Written by Anna Bartels, Staff Writer for Save The Water™ | February 6th, 2018 Uranium is a naturally occurring, radioactive element. This element is often found in nature and can be mined and processed into a metal.1 The processed metal has played a major role in military weapons programs and power generation. But today its […]
Written by April Day, Staff Writer for Save The Water™ | October 10th, 2017 Introduction: Leaks, Leaks & More Leaks Aging infrastructure plagues many of America’s water systems, Miami-Dade is no different. On June 20, 2017, “more than 700,000 gallons of raw sewage — poop and wastewater — spilled from a 63-inch pipe.”1 The no-swim […]
By Suraj Rajendran, Staff Writer for Save The Water™ | August 5, 2016 History of Trichloropropane In the 1940s, there were numerous agricultural divisions that sold products to farmers in hopes of getting a profit. Two of these agricultural divisions, Dow Chemical and Shell, had begun to sell two soil fumigants (under the product name of […]
A joint Yale University and University of Virginia study published in 2008 concluded that the Prickly Pear Cactus (Opuntia spp.) contains special properties that allow the plant to naturally filter out certain water contaminants (Miller et al., 2008). Dr. Norma Alcantar and her team at the University of South Florida have also studied this relationship and found similar results.
Soon after the transition was made, residents began complaining about the quality of the water, noting its strange color, taste, and smell. With proceeding investigations, it was found that the Flint river, and therefore the water being supplied to the community, was contaminated with almost unprecedented amounts of lead.
On November 8th, the Liberal minister of environment, Catherine McKenna, approved Montreal’s plan to dump 8 billion liters of untreated sewage into the St. Lawrence River.
A study conducted by the U.S. Geological Survey and the Wisconsin State Laboratory of Hygiene found that chloride concentrations exceeded U.S. Environmental Protection Agency water-quality criteria at 55 percent and 25 percent of the 168 monitoring locations in northern metropolitan areas from November to April.
This year, the theme is “Water and Sustainable Development,”1 highlighting the issue of water scarcity. Water is a resource used every single day, often times irresponsibly or absentmindedly, making this theme highly relevant for today.
As the recent offensive between Israel and Hamas continues to impact civilian life on either side of Israel’s border with Gaza, news agencies around the world have intensified their focus on this troubled region, decrying the loss of life and calling for a lasting ceasefire, which finally seems to be holding.

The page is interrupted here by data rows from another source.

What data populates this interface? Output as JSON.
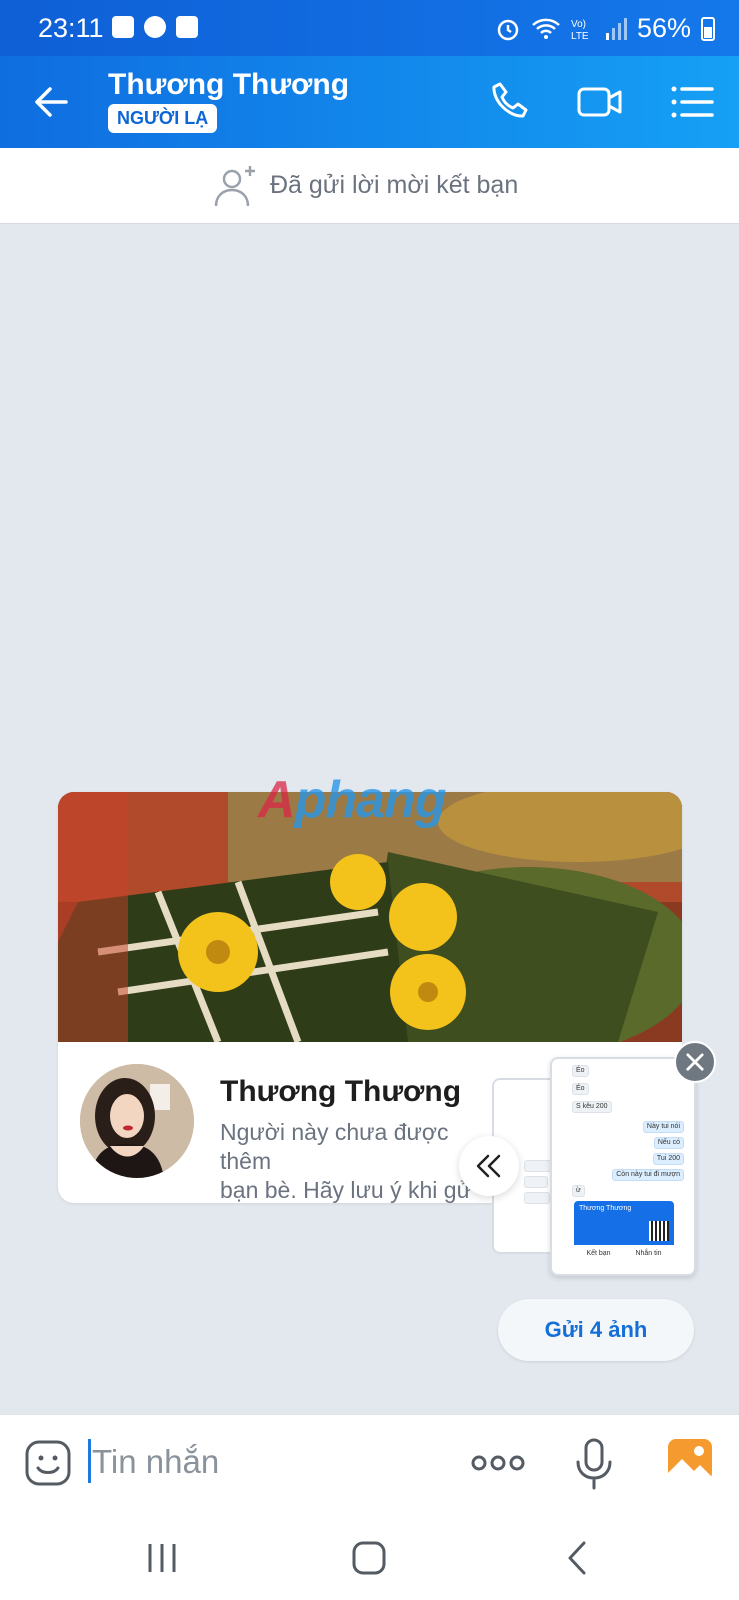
{
  "status_bar": {
    "time": "23:11",
    "battery": "56%",
    "icons": [
      "gallery-icon",
      "messenger-icon",
      "check-icon",
      "alarm-icon",
      "wifi-icon",
      "volte-icon",
      "signal-icon",
      "battery-icon"
    ]
  },
  "header": {
    "contact_name": "Thương Thương",
    "badge": "NGƯỜI LẠ"
  },
  "friend_request": {
    "text": "Đã gửi lời mời kết bạn"
  },
  "watermark": {
    "part1": "A",
    "part2": "phang"
  },
  "profile_card": {
    "name": "Thương Thương",
    "description": "Người này chưa được thêm\nbạn bè. Hãy lưu ý khi gử"
  },
  "thumbnail": {
    "messages": [
      "Éo",
      "Éo",
      "S kêu 200",
      "Này tui nói",
      "Nếu có",
      "Tui 200",
      "Còn này tui đi mượn",
      "ừ"
    ],
    "card_name": "Thương Thương",
    "card_actions": [
      "Kết bạn",
      "Nhắn tin"
    ]
  },
  "send_button": {
    "label": "Gửi 4 ảnh"
  },
  "composer": {
    "placeholder": "Tin nhắn"
  },
  "colors": {
    "header_start": "#0f6de0",
    "header_end": "#15a0f5",
    "chat_bg": "#e3e8ef",
    "accent": "#1470d8"
  }
}
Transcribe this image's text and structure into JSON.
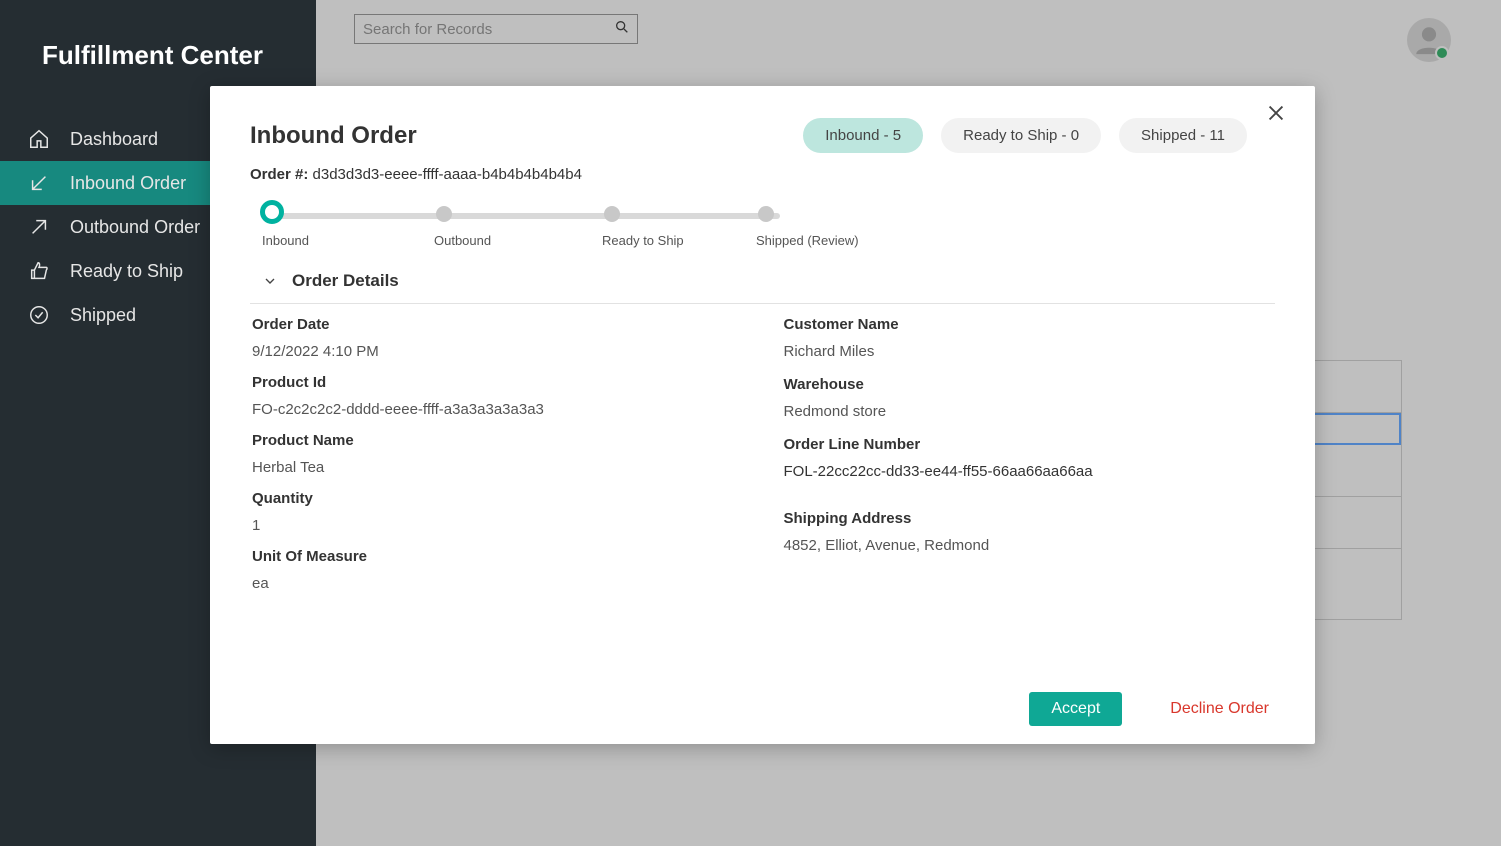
{
  "app": {
    "title": "Fulfillment Center"
  },
  "search": {
    "placeholder": "Search for Records"
  },
  "sidebar": {
    "items": [
      {
        "label": "Dashboard"
      },
      {
        "label": "Inbound Order"
      },
      {
        "label": "Outbound Order"
      },
      {
        "label": "Ready to Ship"
      },
      {
        "label": "Shipped"
      }
    ]
  },
  "pills": {
    "inbound": "Inbound - 5",
    "ready": "Ready to Ship - 0",
    "shipped": "Shipped - 11"
  },
  "modal": {
    "title": "Inbound Order",
    "orderNumLabel": "Order #:",
    "orderNum": "d3d3d3d3-eeee-ffff-aaaa-b4b4b4b4b4b4",
    "stepper": {
      "s0": "Inbound",
      "s1": "Outbound",
      "s2": "Ready to Ship",
      "s3": "Shipped (Review)"
    },
    "sectionTitle": "Order Details",
    "left": {
      "orderDate": {
        "label": "Order Date",
        "value": "9/12/2022 4:10 PM"
      },
      "productId": {
        "label": "Product Id",
        "prefix": "FO-",
        "value": "c2c2c2c2-dddd-eeee-ffff-a3a3a3a3a3a3"
      },
      "productName": {
        "label": "Product Name",
        "value": "Herbal Tea"
      },
      "quantity": {
        "label": "Quantity",
        "value": "1"
      },
      "uom": {
        "label": "Unit Of Measure",
        "value": "ea"
      }
    },
    "right": {
      "customerName": {
        "label": "Customer Name",
        "value": "Richard Miles"
      },
      "warehouse": {
        "label": "Warehouse",
        "value": "Redmond store"
      },
      "orderLine": {
        "label": "Order Line Number",
        "prefix": "FOL-",
        "value": "22cc22cc-dd33-ee44-ff55-66aa66aa66aa"
      },
      "shippingAddress": {
        "label": "Shipping Address",
        "value": "4852, Elliot, Avenue, Redmond"
      }
    },
    "actions": {
      "accept": "Accept",
      "decline": "Decline Order"
    }
  }
}
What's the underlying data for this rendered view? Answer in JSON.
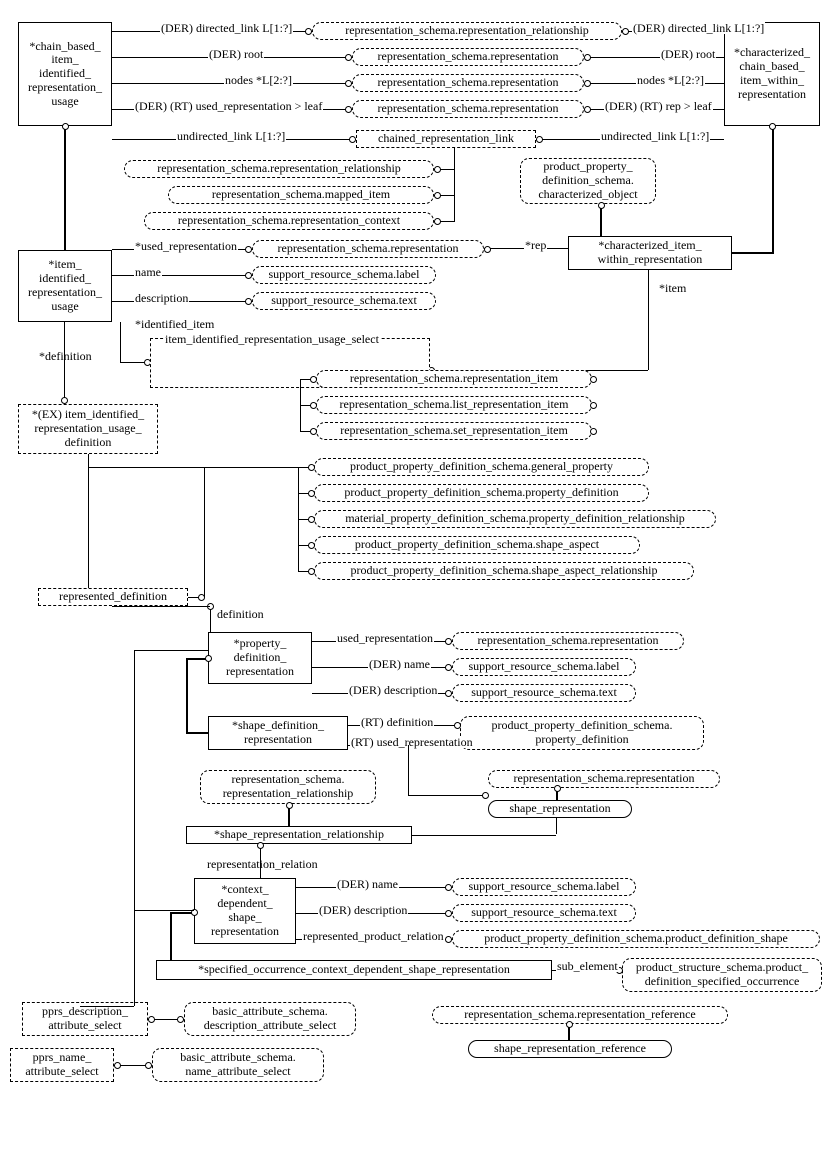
{
  "ent": {
    "chain_usage": "*chain_based_\nitem_\nidentified_\nrepresentation_\nusage",
    "char_chain": "*characterized_\nchain_based_\nitem_within_\nrepresentation",
    "item_usage": "*item_\nidentified_\nrepresentation_\nusage",
    "char_item": "*characterized_item_\nwithin_representation",
    "ex_def": "*(EX) item_identified_\nrepresentation_usage_\ndefinition",
    "item_sel": "item_identified_representation_usage_select",
    "repr_def": "represented_definition",
    "chained_link": "chained_representation_link",
    "pdr": "*property_\ndefinition_\nrepresentation",
    "sdr": "*shape_definition_\nrepresentation",
    "rsrr_box": "representation_schema.\nrepresentation_relationship",
    "srr": "*shape_representation_relationship",
    "cdsr": "*context_\ndependent_\nshape_\nrepresentation",
    "socdsr": "*specified_occurrence_context_dependent_shape_representation",
    "pds_attr": "pprs_description_\nattribute_select",
    "pns_attr": "pprs_name_\nattribute_select"
  },
  "pill": {
    "rsrr": "representation_schema.representation_relationship",
    "rsr": "representation_schema.representation",
    "rsmi": "representation_schema.mapped_item",
    "rsrc": "representation_schema.representation_context",
    "char_obj": "product_property_\ndefinition_schema.\ncharacterized_object",
    "srs_label": "support_resource_schema.label",
    "srs_text": "support_resource_schema.text",
    "rsri": "representation_schema.representation_item",
    "rslri": "representation_schema.list_representation_item",
    "rssri": "representation_schema.set_representation_item",
    "ppds_gp": "product_property_definition_schema.general_property",
    "ppds_pd": "product_property_definition_schema.property_definition",
    "mpds_pdr": "material_property_definition_schema.property_definition_relationship",
    "ppds_sa": "product_property_definition_schema.shape_aspect",
    "ppds_sar": "product_property_definition_schema.shape_aspect_relationship",
    "ppds_pd2": "product_property_definition_schema.\nproperty_definition",
    "shape_rep": "shape_representation",
    "ppds_pds": "product_property_definition_schema.product_definition_shape",
    "pss_pdso": "product_structure_schema.product_\ndefinition_specified_occurrence",
    "bas_desc": "basic_attribute_schema.\ndescription_attribute_select",
    "bas_name": "basic_attribute_schema.\nname_attribute_select",
    "rsrr_ref": "representation_schema.representation_reference",
    "srr_ref": "shape_representation_reference"
  },
  "lbl": {
    "der_dl_l": "(DER) directed_link L[1:?]",
    "der_dl_r": "(DER) directed_link L[1:?]",
    "der_root_l": "(DER) root",
    "der_root_r": "(DER) root",
    "nodes_l": "nodes *L[2:?]",
    "nodes_r": "nodes *L[2:?]",
    "used_leaf": "(DER) (RT) used_representation > leaf",
    "rep_leaf": "(DER) (RT) rep > leaf",
    "undir_l": "undirected_link L[1:?]",
    "undir_r": "undirected_link L[1:?]",
    "rep_attr": "*rep",
    "used_rep": "*used_representation",
    "name": "name",
    "desc": "description",
    "id_item": "*identified_item",
    "definition": "*definition",
    "item_attr": "*item",
    "pdr_def": "definition",
    "pdr_used": "used_representation",
    "pdr_name": "(DER) name",
    "pdr_desc": "(DER) description",
    "rt_def": "(RT) definition",
    "rt_used": "(RT) used_representation",
    "rep_rel": "representation_relation",
    "c_name": "(DER) name",
    "c_desc": "(DER) description",
    "c_rpr": "represented_product_relation",
    "sub_el": "sub_element"
  }
}
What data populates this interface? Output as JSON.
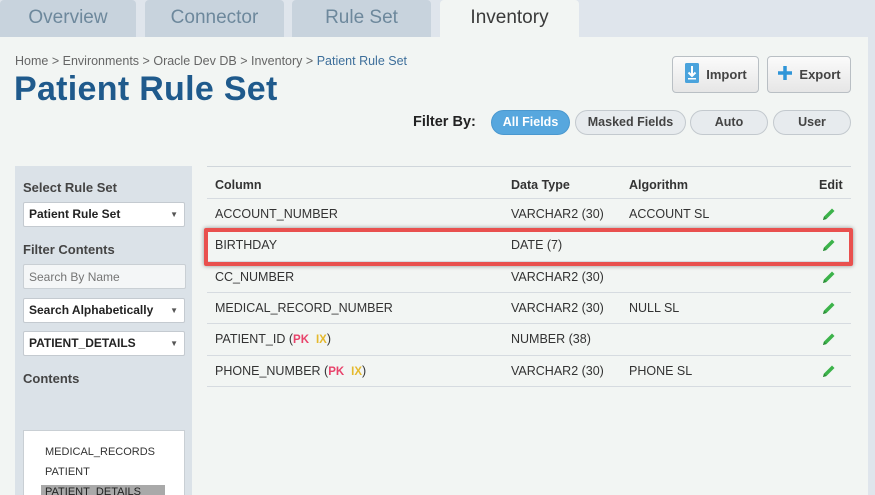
{
  "tabs": [
    {
      "label": "Overview"
    },
    {
      "label": "Connector"
    },
    {
      "label": "Rule Set"
    },
    {
      "label": "Inventory"
    }
  ],
  "breadcrumb": {
    "items": [
      "Home",
      "Environments",
      "Oracle Dev DB",
      "Inventory"
    ],
    "current": "Patient Rule Set",
    "separator": ">"
  },
  "page_title": "Patient Rule Set",
  "actions": {
    "import_label": "Import",
    "export_label": "Export"
  },
  "filter": {
    "label": "Filter By:",
    "options": [
      "All Fields",
      "Masked Fields",
      "Auto",
      "User"
    ],
    "selected": "All Fields"
  },
  "sidebar": {
    "rule_set_heading": "Select Rule Set",
    "rule_set_value": "Patient Rule Set",
    "filter_heading": "Filter Contents",
    "search_placeholder": "Search By Name",
    "sort_value": "Search Alphabetically",
    "table_value": "PATIENT_DETAILS",
    "contents_heading": "Contents",
    "contents": [
      "MEDICAL_RECORDS",
      "PATIENT",
      "PATIENT_DETAILS"
    ],
    "selected_content": "PATIENT_DETAILS"
  },
  "table": {
    "headers": {
      "column": "Column",
      "type": "Data Type",
      "algorithm": "Algorithm",
      "edit": "Edit"
    },
    "rows": [
      {
        "column": "ACCOUNT_NUMBER",
        "pk": "",
        "ix": "",
        "type": "VARCHAR2 (30)",
        "algorithm": "ACCOUNT SL"
      },
      {
        "column": "BIRTHDAY",
        "pk": "",
        "ix": "",
        "type": "DATE (7)",
        "algorithm": ""
      },
      {
        "column": "CC_NUMBER",
        "pk": "",
        "ix": "",
        "type": "VARCHAR2 (30)",
        "algorithm": ""
      },
      {
        "column": "MEDICAL_RECORD_NUMBER",
        "pk": "",
        "ix": "",
        "type": "VARCHAR2 (30)",
        "algorithm": "NULL SL"
      },
      {
        "column": "PATIENT_ID",
        "pk": "PK",
        "ix": "IX",
        "type": "NUMBER (38)",
        "algorithm": ""
      },
      {
        "column": "PHONE_NUMBER",
        "pk": "PK",
        "ix": "IX",
        "type": "VARCHAR2 (30)",
        "algorithm": "PHONE SL"
      }
    ],
    "highlighted_row": "BIRTHDAY"
  },
  "colors": {
    "title": "#1f5a8c",
    "active_filter": "#57a7de",
    "pk": "#e8436b",
    "ix": "#e5b92d",
    "edit_icon": "#3cb34a",
    "highlight": "#e9504e"
  }
}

At the dawn of the 20th Century cities were becoming more heavily populated and technological innovation grew exponentially. In order to meet the water needs of San Francisco residents, it was proposed that the Hetch Hetchy Valley be dammed . This proposal was supported by a pillar of environmental stewardship – Gifford Pinchot, director of the U.S Forest Service and the ‘father’ of ‘sustainability’.